These are boom times for collection agencies, which have been swamped with work as many Americans gorged on debt and then struggled to repay it. But the industry has come under fire for pushing too hard. Last year, 140,036 complaints were filed against debt collectors, a 17 percent increase over the previous year, according to the Federal Trade Commission.

The complaints told of menacing late-night phone calls and threats of jail time or confiscating a house. In one instance a jury awarded a Texas man $1.5 million after a debt collector left voicemail messages using vulgarities and racial slurs.

Those are the exceptions, the industry’s trade association says.

Indeed, Mark Neeb, the association’s incoming president, says that most debt collectors are the “salt of the earth” and are tired of being defined by the worst members of their profession. And it is they who are feeling harassed.

“There really ought to be a law on how consumers behave towards debt collectors,” said Mr. Neeb, whose employees routinely use aliases on the phone to protect their identity from hostile debtors.

Investors nervous as stock market eyes correction

For me this means buying up cheap stocks from the overreaction though I always thought the stock market was too high.

Just six weeks ago, the stock market hit its highest point in three years. Then came mounting evidence that the economic recovery may have stalled.

The Standard & Poor's 500 index has dropped 6.8 percent since April 29. Declining just as quickly: the hopes of many investors and economists for robust growth in the second half of the year. Industries likely to do well if growth is strong, such as financial, technology, and industrial, are already down 8 percent or more.

If the stock market drops 10 percent, it would signal a correction. Some market analysts, such as Citigroup's Tobias Levkovich, believe that the stock market is on that path now.
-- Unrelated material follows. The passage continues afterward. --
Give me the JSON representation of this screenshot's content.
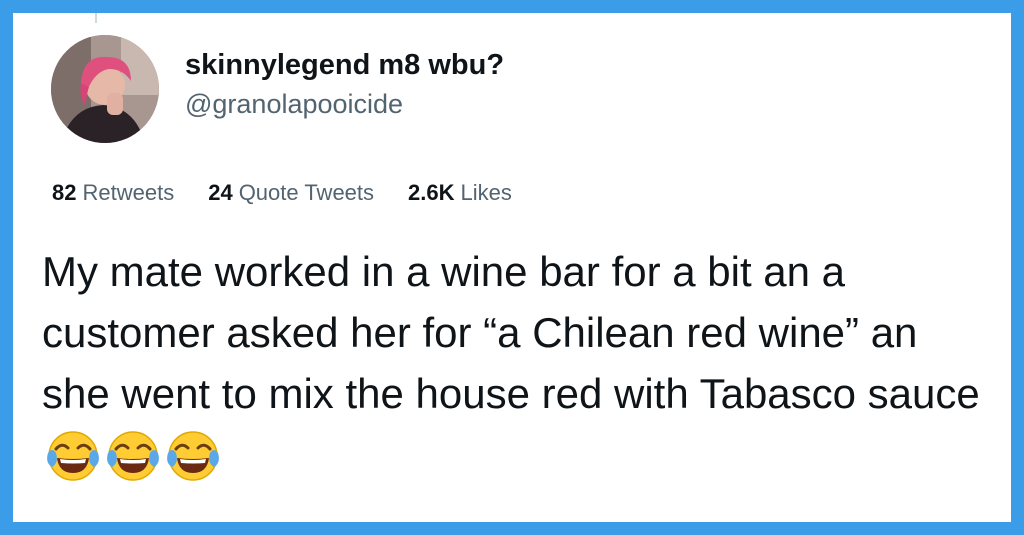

Corrections are common during bull markets, but one now could lead to more than the usual hand-wringing. That's because the Federal Reserve will end at the end of this month its program of buying Treasury bonds to support the economy by keeping interest rates low, which also makes stocks look attractive. The economy -- and by extension, the stock market -- will now need to show that it can expand without the Fed's help. What's more, the European financial crisis still isn't settled. Discussions about a second financial rescue package for Greece are two weeks away.

Chavez blames opposition for repeated power blackouts.

I can see all those opposition people running from power plant to power plant shutting them down to make him look bad.
President Hugo Chavez accused his political rivals on Sunday of sabotaging the country's electricity grid and trying to pin the blame on his government for blackouts plaguing much of Venezuela.

Repeated power blackouts in recent months have affected areas stretching from Venezuela's western border with Colombia to eastern regions where hydroelectric dams produce roughly a third of the electricity that Venezuelans consume.

Many Venezuelans in affected areas appear to be growing impatient as government officials promise solutions to a problem that has persisted since 2009 despite billions of dollars in investment aimed at revamping the power grid.

Opposition leaders, meanwhile, are trying to capitalize, blaming Chavez for a faulty power grid and the repeated outages.

Chavez accused his foes of provoking the outages, without presenting evidence of sabotage.

"Sabotage, we have to be vigilant," Chavez said, speaking from Cuba during a a telephone interview broadcast on Sunday by the Caracas-based Telesur television network.

The Slum areas of Broward County, Florida put on a map

Also known as high crime areas. Broward government uses the nice title of Community Redevelopment Areas but these are the areas you avoid at all times. A lot of yellow in this county..(PDF FILE)